How are directors appointed?
Directors can be appointed through the general meeting of shareholders. Only the majority of shareholder votes can appoint a new director for the company.
How do directors resign from their position?
According to section 1153 of the Thai Limited Company Law, any director who would like to resign must submit a resignation letter to the company and the resignation shall take effect from the date the resignation letter reaches the company. Directors who resign may also notify the Registrar of the resignation.
The resignation letter must include the director’s declaration to end his status as a company director and signed by the resigning director.
Removal of a director
Directors can be removed by a resolution passed at the general meeting.
When removing a director, problems may arise if he/she refuses to sign the resignation letter. If this happens, a shareholders’ resolution to remove the director should be obtained.

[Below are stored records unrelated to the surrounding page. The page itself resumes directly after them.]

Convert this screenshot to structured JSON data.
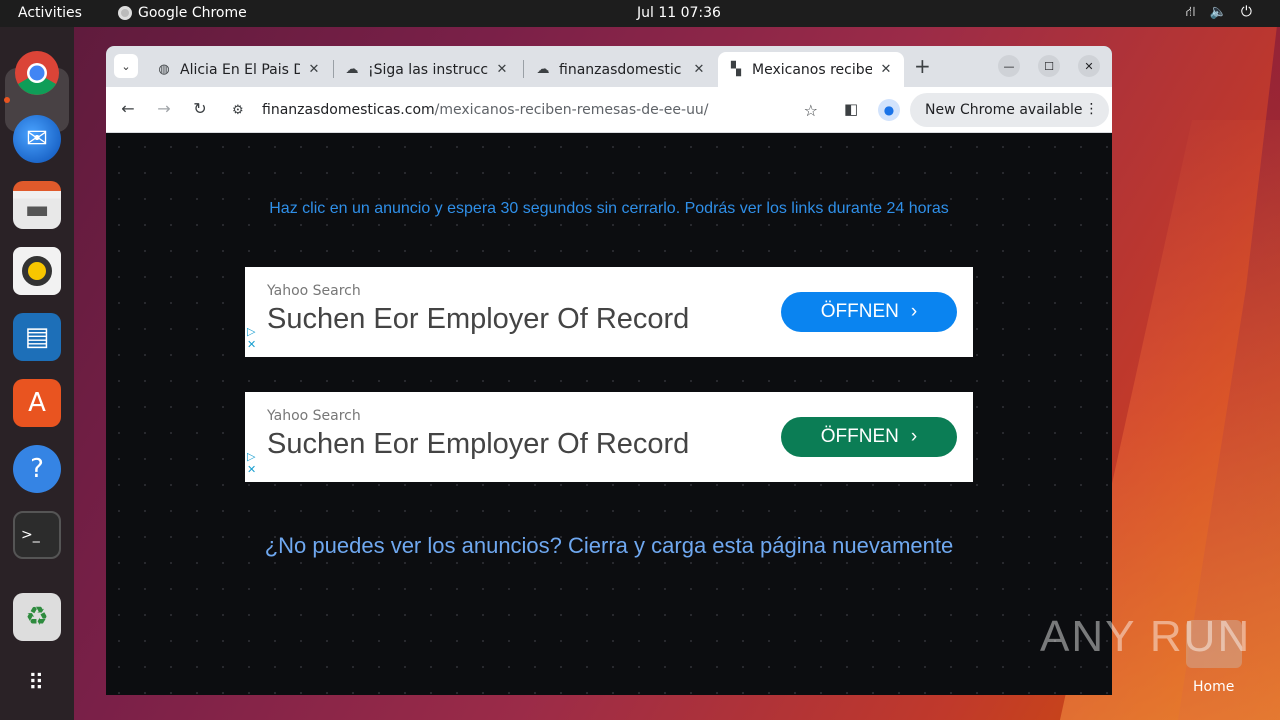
{
  "topbar": {
    "activities": "Activities",
    "app_name": "Google Chrome",
    "clock": "Jul 11  07:36"
  },
  "dock": {
    "items": [
      "chrome-icon",
      "thunderbird-icon",
      "files-icon",
      "rhythmbox-icon",
      "writer-icon",
      "app-center-icon",
      "help-icon",
      "terminal-icon",
      "trash-icon",
      "app-grid-icon"
    ]
  },
  "browser": {
    "tabs": [
      {
        "title": "Alicia En El Pais D",
        "favicon": "globe-icon"
      },
      {
        "title": "¡Siga las instrucci",
        "favicon": "download-cloud-icon"
      },
      {
        "title": "finanzasdomestic",
        "favicon": "download-cloud-icon"
      },
      {
        "title": "Mexicanos recibe",
        "favicon": "site-icon",
        "active": true
      }
    ],
    "url_domain": "finanzasdomesticas.com",
    "url_path": "/mexicanos-reciben-remesas-de-ee-uu/",
    "update_label": "New Chrome available"
  },
  "page": {
    "instructions": "Haz clic en un anuncio y espera 30 segundos sin cerrarlo. Podrás ver los links durante 24 horas",
    "ads": [
      {
        "brand": "Yahoo Search",
        "headline": "Suchen Eor Employer Of Record",
        "cta": "ÖFFNEN",
        "cta_color": "#0a84f0"
      },
      {
        "brand": "Yahoo Search",
        "headline": "Suchen Eor Employer Of Record",
        "cta": "ÖFFNEN",
        "cta_color": "#0b7d55"
      }
    ],
    "reload_note": "¿No puedes ver los anuncios? Cierra y carga esta página nuevamente"
  },
  "desktop": {
    "watermark": "ANY RUN",
    "home_label": "Home"
  }
}
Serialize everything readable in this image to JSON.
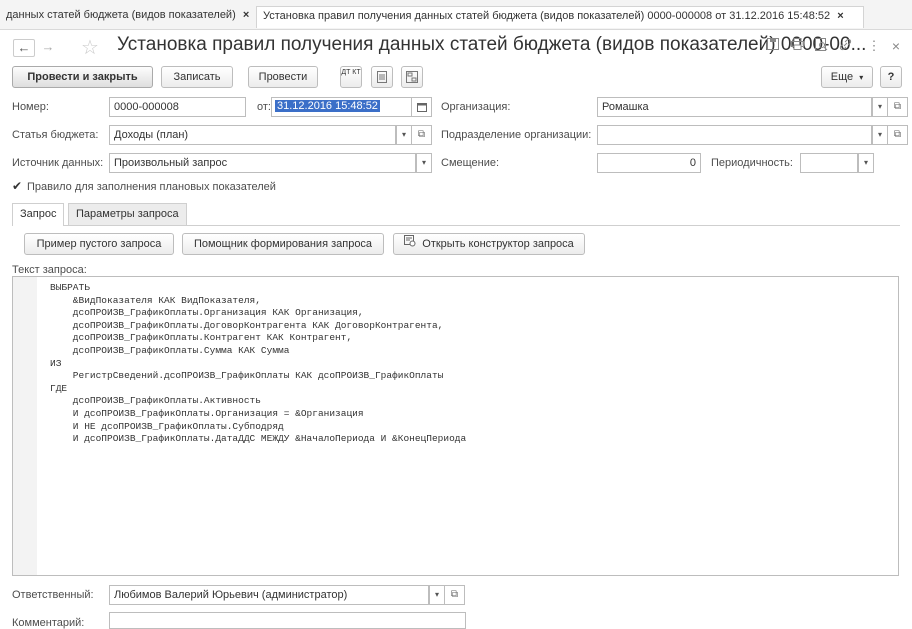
{
  "tabs": {
    "tab1_label": "данных статей бюджета (видов показателей)",
    "tab2_label": "Установка правил получения данных статей бюджета (видов показателей) 0000-000008 от 31.12.2016 15:48:52",
    "close_glyph": "×"
  },
  "header": {
    "back_glyph": "←",
    "forward_glyph": "→",
    "star_glyph": "☆",
    "title": "Установка правил получения данных статей бюджета (видов показателей) 0000-00...",
    "icons": [
      "save-icon",
      "print-icon",
      "preview-icon",
      "link-icon",
      "more-icon",
      "close-icon"
    ],
    "more_glyph": "⋮",
    "close_glyph": "×"
  },
  "toolbar": {
    "post_close": "Провести и закрыть",
    "save": "Записать",
    "post": "Провести",
    "dtkt_label": "ДТ КТ",
    "more": "Еще",
    "help": "?"
  },
  "form": {
    "number_label": "Номер:",
    "number_value": "0000-000008",
    "date_label": "от:",
    "date_value": "31.12.2016 15:48:52",
    "org_label": "Организация:",
    "org_value": "Ромашка",
    "budget_label": "Статья бюджета:",
    "budget_value": "Доходы (план)",
    "dept_label": "Подразделение организации:",
    "dept_value": "",
    "source_label": "Источник данных:",
    "source_value": "Произвольный запрос",
    "offset_label": "Смещение:",
    "offset_value": "0",
    "period_label": "Периодичность:",
    "period_value": "",
    "rule_checkbox_label": "Правило для заполнения плановых показателей",
    "rule_checked": true
  },
  "inner_tabs": {
    "query": "Запрос",
    "params": "Параметры запроса"
  },
  "query_buttons": {
    "empty_example": "Пример пустого запроса",
    "helper": "Помощник формирования запроса",
    "constructor": "Открыть конструктор запроса"
  },
  "query_text_label": "Текст запроса:",
  "query_text": "ВЫБРАТЬ\n    &ВидПоказателя КАК ВидПоказателя,\n    дсоПРОИЗВ_ГрафикОплаты.Организация КАК Организация,\n    дсоПРОИЗВ_ГрафикОплаты.ДоговорКонтрагента КАК ДоговорКонтрагента,\n    дсоПРОИЗВ_ГрафикОплаты.Контрагент КАК Контрагент,\n    дсоПРОИЗВ_ГрафикОплаты.Сумма КАК Сумма\nИЗ\n    РегистрСведений.дсоПРОИЗВ_ГрафикОплаты КАК дсоПРОИЗВ_ГрафикОплаты\nГДЕ\n    дсоПРОИЗВ_ГрафикОплаты.Активность\n    И дсоПРОИЗВ_ГрафикОплаты.Организация = &Организация\n    И НЕ дсоПРОИЗВ_ГрафикОплаты.Субподряд\n    И дсоПРОИЗВ_ГрафикОплаты.ДатаДДС МЕЖДУ &НачалоПериода И &КонецПериода",
  "footer": {
    "responsible_label": "Ответственный:",
    "responsible_value": "Любимов Валерий Юрьевич (администратор)",
    "comment_label": "Комментарий:",
    "comment_value": ""
  }
}
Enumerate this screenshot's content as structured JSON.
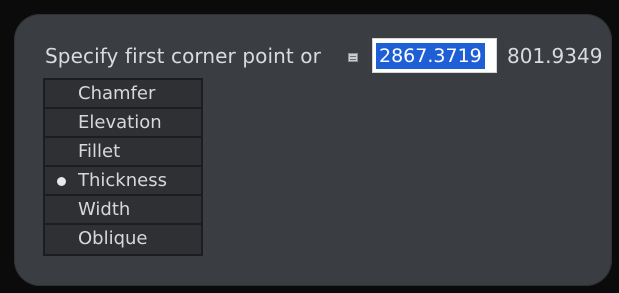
{
  "prompt": {
    "text": "Specify first corner point or",
    "grip_icon": "grip-icon"
  },
  "coordinates": {
    "x_input_value": "2867.3719",
    "y_value": "801.9349"
  },
  "options_menu": {
    "items": [
      {
        "label": "Chamfer",
        "selected": false
      },
      {
        "label": "Elevation",
        "selected": false
      },
      {
        "label": "Fillet",
        "selected": false
      },
      {
        "label": "Thickness",
        "selected": true
      },
      {
        "label": "Width",
        "selected": false
      },
      {
        "label": "Oblique",
        "selected": false
      }
    ]
  },
  "colors": {
    "panel_background": "#3a3d42",
    "menu_background": "#2e3034",
    "selection_highlight": "#1f5fd6",
    "text": "#d9dbde"
  }
}
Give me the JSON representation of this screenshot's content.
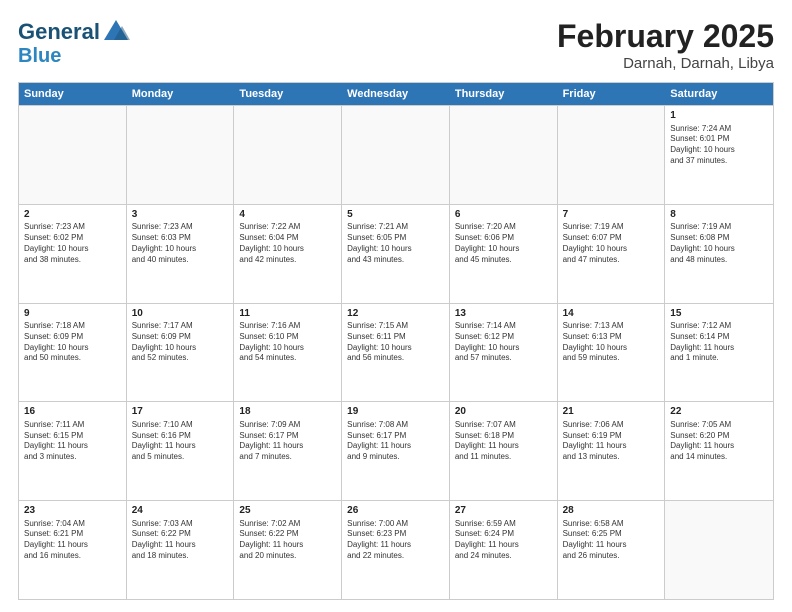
{
  "header": {
    "logo_general": "General",
    "logo_blue": "Blue",
    "title": "February 2025",
    "subtitle": "Darnah, Darnah, Libya"
  },
  "weekdays": [
    "Sunday",
    "Monday",
    "Tuesday",
    "Wednesday",
    "Thursday",
    "Friday",
    "Saturday"
  ],
  "weeks": [
    [
      {
        "day": "",
        "info": "",
        "empty": true
      },
      {
        "day": "",
        "info": "",
        "empty": true
      },
      {
        "day": "",
        "info": "",
        "empty": true
      },
      {
        "day": "",
        "info": "",
        "empty": true
      },
      {
        "day": "",
        "info": "",
        "empty": true
      },
      {
        "day": "",
        "info": "",
        "empty": true
      },
      {
        "day": "1",
        "info": "Sunrise: 7:24 AM\nSunset: 6:01 PM\nDaylight: 10 hours\nand 37 minutes."
      }
    ],
    [
      {
        "day": "2",
        "info": "Sunrise: 7:23 AM\nSunset: 6:02 PM\nDaylight: 10 hours\nand 38 minutes."
      },
      {
        "day": "3",
        "info": "Sunrise: 7:23 AM\nSunset: 6:03 PM\nDaylight: 10 hours\nand 40 minutes."
      },
      {
        "day": "4",
        "info": "Sunrise: 7:22 AM\nSunset: 6:04 PM\nDaylight: 10 hours\nand 42 minutes."
      },
      {
        "day": "5",
        "info": "Sunrise: 7:21 AM\nSunset: 6:05 PM\nDaylight: 10 hours\nand 43 minutes."
      },
      {
        "day": "6",
        "info": "Sunrise: 7:20 AM\nSunset: 6:06 PM\nDaylight: 10 hours\nand 45 minutes."
      },
      {
        "day": "7",
        "info": "Sunrise: 7:19 AM\nSunset: 6:07 PM\nDaylight: 10 hours\nand 47 minutes."
      },
      {
        "day": "8",
        "info": "Sunrise: 7:19 AM\nSunset: 6:08 PM\nDaylight: 10 hours\nand 48 minutes."
      }
    ],
    [
      {
        "day": "9",
        "info": "Sunrise: 7:18 AM\nSunset: 6:09 PM\nDaylight: 10 hours\nand 50 minutes."
      },
      {
        "day": "10",
        "info": "Sunrise: 7:17 AM\nSunset: 6:09 PM\nDaylight: 10 hours\nand 52 minutes."
      },
      {
        "day": "11",
        "info": "Sunrise: 7:16 AM\nSunset: 6:10 PM\nDaylight: 10 hours\nand 54 minutes."
      },
      {
        "day": "12",
        "info": "Sunrise: 7:15 AM\nSunset: 6:11 PM\nDaylight: 10 hours\nand 56 minutes."
      },
      {
        "day": "13",
        "info": "Sunrise: 7:14 AM\nSunset: 6:12 PM\nDaylight: 10 hours\nand 57 minutes."
      },
      {
        "day": "14",
        "info": "Sunrise: 7:13 AM\nSunset: 6:13 PM\nDaylight: 10 hours\nand 59 minutes."
      },
      {
        "day": "15",
        "info": "Sunrise: 7:12 AM\nSunset: 6:14 PM\nDaylight: 11 hours\nand 1 minute."
      }
    ],
    [
      {
        "day": "16",
        "info": "Sunrise: 7:11 AM\nSunset: 6:15 PM\nDaylight: 11 hours\nand 3 minutes."
      },
      {
        "day": "17",
        "info": "Sunrise: 7:10 AM\nSunset: 6:16 PM\nDaylight: 11 hours\nand 5 minutes."
      },
      {
        "day": "18",
        "info": "Sunrise: 7:09 AM\nSunset: 6:17 PM\nDaylight: 11 hours\nand 7 minutes."
      },
      {
        "day": "19",
        "info": "Sunrise: 7:08 AM\nSunset: 6:17 PM\nDaylight: 11 hours\nand 9 minutes."
      },
      {
        "day": "20",
        "info": "Sunrise: 7:07 AM\nSunset: 6:18 PM\nDaylight: 11 hours\nand 11 minutes."
      },
      {
        "day": "21",
        "info": "Sunrise: 7:06 AM\nSunset: 6:19 PM\nDaylight: 11 hours\nand 13 minutes."
      },
      {
        "day": "22",
        "info": "Sunrise: 7:05 AM\nSunset: 6:20 PM\nDaylight: 11 hours\nand 14 minutes."
      }
    ],
    [
      {
        "day": "23",
        "info": "Sunrise: 7:04 AM\nSunset: 6:21 PM\nDaylight: 11 hours\nand 16 minutes."
      },
      {
        "day": "24",
        "info": "Sunrise: 7:03 AM\nSunset: 6:22 PM\nDaylight: 11 hours\nand 18 minutes."
      },
      {
        "day": "25",
        "info": "Sunrise: 7:02 AM\nSunset: 6:22 PM\nDaylight: 11 hours\nand 20 minutes."
      },
      {
        "day": "26",
        "info": "Sunrise: 7:00 AM\nSunset: 6:23 PM\nDaylight: 11 hours\nand 22 minutes."
      },
      {
        "day": "27",
        "info": "Sunrise: 6:59 AM\nSunset: 6:24 PM\nDaylight: 11 hours\nand 24 minutes."
      },
      {
        "day": "28",
        "info": "Sunrise: 6:58 AM\nSunset: 6:25 PM\nDaylight: 11 hours\nand 26 minutes."
      },
      {
        "day": "",
        "info": "",
        "empty": true
      }
    ]
  ],
  "accent_color": "#2e75b6"
}
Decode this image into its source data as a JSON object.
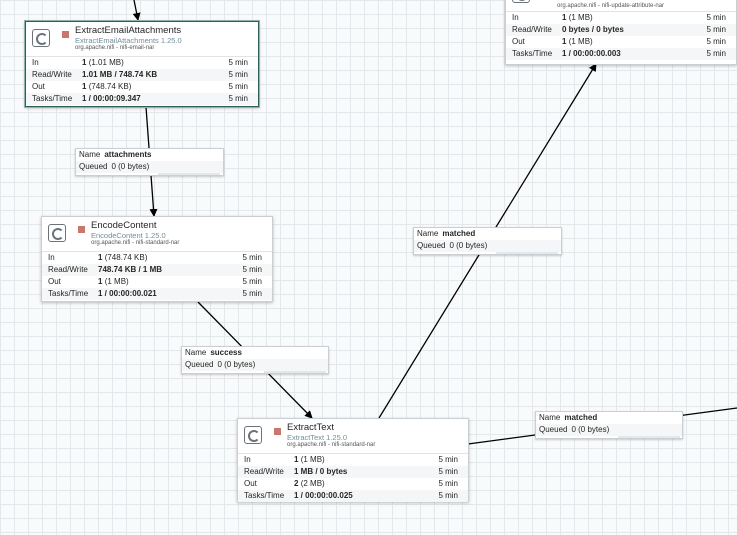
{
  "processors": {
    "extract_email": {
      "name": "ExtractEmailAttachments",
      "type": "ExtractEmailAttachments 1.25.0",
      "bundle": "org.apache.nifi - nifi-email-nar",
      "in_count": "1",
      "in_size": "(1.01 MB)",
      "read_write": "1.01 MB / 748.74 KB",
      "out_count": "1",
      "out_size": "(748.74 KB)",
      "tasks_time": "1 / 00:00:09.347",
      "window": "5 min"
    },
    "encode": {
      "name": "EncodeContent",
      "type": "EncodeContent 1.25.0",
      "bundle": "org.apache.nifi - nifi-standard-nar",
      "in_count": "1",
      "in_size": "(748.74 KB)",
      "read_write": "748.74 KB / 1 MB",
      "out_count": "1",
      "out_size": "(1 MB)",
      "tasks_time": "1 / 00:00:00.021",
      "window": "5 min"
    },
    "extract_text": {
      "name": "ExtractText",
      "type": "ExtractText 1.25.0",
      "bundle": "org.apache.nifi - nifi-standard-nar",
      "in_count": "1",
      "in_size": "(1 MB)",
      "read_write": "1 MB / 0 bytes",
      "out_count": "2",
      "out_size": "(2 MB)",
      "tasks_time": "1 / 00:00:00.025",
      "window": "5 min"
    },
    "update_attr": {
      "bundle": "org.apache.nifi - nifi-update-attribute-nar",
      "in_count": "1",
      "in_size": "(1 MB)",
      "read_write": "0 bytes / 0 bytes",
      "out_count": "1",
      "out_size": "(1 MB)",
      "tasks_time": "1 / 00:00:00.003",
      "window": "5 min"
    }
  },
  "labels": {
    "in": "In",
    "read_write": "Read/Write",
    "out": "Out",
    "tasks_time": "Tasks/Time",
    "name": "Name",
    "queued": "Queued"
  },
  "connections": {
    "attachments": {
      "name": "attachments",
      "queued": "0 (0 bytes)"
    },
    "success": {
      "name": "success",
      "queued": "0 (0 bytes)"
    },
    "matched_up": {
      "name": "matched",
      "queued": "0 (0 bytes)"
    },
    "matched_right": {
      "name": "matched",
      "queued": "0 (0 bytes)"
    }
  }
}
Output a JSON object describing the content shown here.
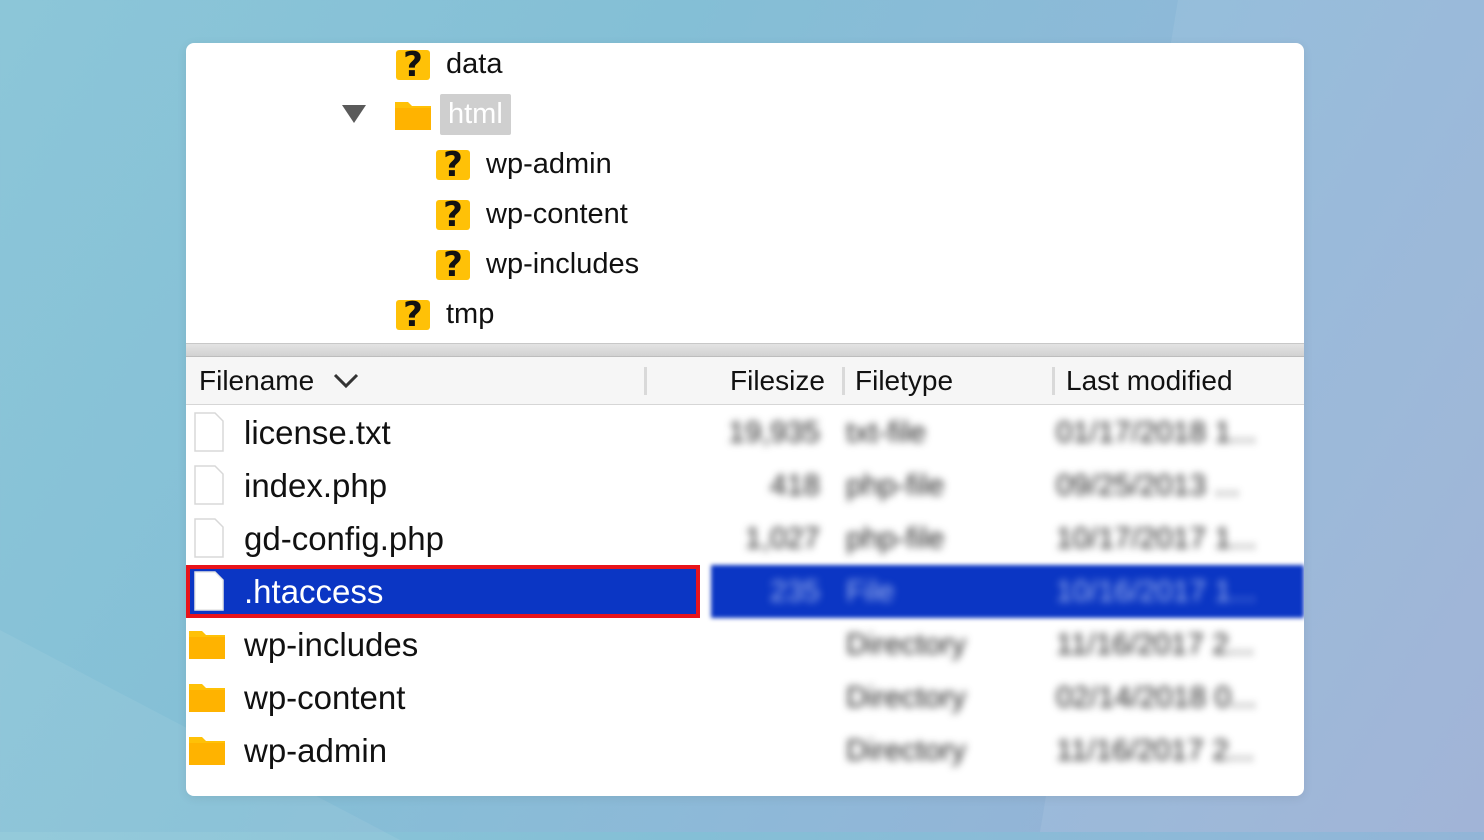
{
  "tree": {
    "items": [
      {
        "label": "data",
        "icon": "unknown-folder-icon"
      },
      {
        "label": "html",
        "icon": "folder-icon",
        "expanded": true,
        "selected": true
      },
      {
        "label": "wp-admin",
        "icon": "unknown-folder-icon"
      },
      {
        "label": "wp-content",
        "icon": "unknown-folder-icon"
      },
      {
        "label": "wp-includes",
        "icon": "unknown-folder-icon"
      },
      {
        "label": "tmp",
        "icon": "unknown-folder-icon"
      }
    ]
  },
  "list": {
    "columns": {
      "filename": "Filename",
      "filesize": "Filesize",
      "filetype": "Filetype",
      "last_modified": "Last modified"
    },
    "rows": [
      {
        "name": "license.txt",
        "size": "19,935",
        "type": "txt-file",
        "modified": "01/17/2018 1...",
        "icon": "file-icon"
      },
      {
        "name": "index.php",
        "size": "418",
        "type": "php-file",
        "modified": "09/25/2013 ...",
        "icon": "file-icon"
      },
      {
        "name": "gd-config.php",
        "size": "1,027",
        "type": "php-file",
        "modified": "10/17/2017 1...",
        "icon": "file-icon"
      },
      {
        "name": ".htaccess",
        "size": "235",
        "type": "File",
        "modified": "10/16/2017 1...",
        "icon": "file-icon",
        "selected": true
      },
      {
        "name": "wp-includes",
        "size": "",
        "type": "Directory",
        "modified": "11/16/2017 2...",
        "icon": "folder-icon"
      },
      {
        "name": "wp-content",
        "size": "",
        "type": "Directory",
        "modified": "02/14/2018 0...",
        "icon": "folder-icon"
      },
      {
        "name": "wp-admin",
        "size": "",
        "type": "Directory",
        "modified": "11/16/2017 2...",
        "icon": "folder-icon"
      }
    ]
  },
  "colors": {
    "selection": "#0b36c4",
    "highlight_border": "#e8141b",
    "folder": "#ffc107"
  }
}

When to notify a change of directors?
If there is a change of company directors, the company must submit the registration to the Ministry of Commerce within 14 days of the change.
Duties of a director
Directors are entitled to follow statutory and fiduciary duties.
The duties of a director in a private limited company in Thailand include:
- Manage the company according to their experience and knowledge
- Make sure that the payment of shares is made by the shareholders
- Organise the keepings of books and documents
- Distribute the dividend or interest payments
- Enforce the decisions in the shareholders’ meetings
- Not undertake commercial transactions of the same nature as, and competing with the company, either on his own account or of a third person
- Not be a partner with unlimited liability in other companies of the same nature as or competing with the company
Public company directors are entitled to different and more detailed duties, which include:
- Observing the Public Companies Act, the company’s objects and articles of association
- Not engage in any business in competition with the company
- Where a director purchases or sells property or does any business with the company, such transactions do not bind the company, unless approved by the board of directors
Fiduciary duties of a director are to:
- Act in good faith and in the best interests for the company
- Act with proper intentions
- Avoid conflict of interest between personal and company matters
Powers of company directors
Powers of a director include:
- The subsisting directors may act notwithstanding any vacancy among them but, if and so long as their number is lowered below the number necessary to form a quorum, the subsisting directors can act for the purpose of increasing the number of directors to that number, or of calling for a general meeting of the company but for no other purpose (section 1159).
- Directors may set the quorum necessary for the transaction of business at their meetings and unless so fixed the quorum shall (when the number of directors exceeds three) be three (section 1160).
- Questions arising at any meeting of directors are decided by a majority of votes, in case of an equality of votes the chairman has a casting vote (section 1161)
- A director may at any time call for a meeting of directors (section 1162).
- The directors may elect a chairman of their meetings, and fix the period for which he is to hold office, but if no such chairman is elected, or if at any meeting the chairman is not present at the time appointed, the directors present may choose one of their members to be chairman of such meeting (section 1163)
- The directors may delegate any of their powers to managers or to committees made up of members of their body. Every manager or committee shall, in the exercise of the power so delegated, conform to any order or regulation that may be imposed on them by the directors (section 1164).
Liabilities of a director
A director who does not comply with his/her duties or responsibilities are liable for the consequences that occurred, such as dismissal, pecuniary penalties, compensation to the company, shareholders or third party(s) for the loss.
If the director’s breach of duty results in a criminal offence, such as public cheating and fraud, defamation, forgery of documents or counterfeiting of currencies, he/she will be liable to criminal penalties as long as the offence occurred from the director’s action or negligence.
Claims against the company and the director
According to section 1169 of the Civil and Commercial Code, claims against the directors for compensation for injury caused by them to the company may be entered by the company or, in case the company refuses to act, by any of the shareholders.
Such claims may also be enforced by the creditors of the company in so far as their claims against the company remain unsatisfied.
Directors are a basic requirement of a company in Thailand and it is important that you acknowledge the roles and duties of a director to avoid any breach of duty.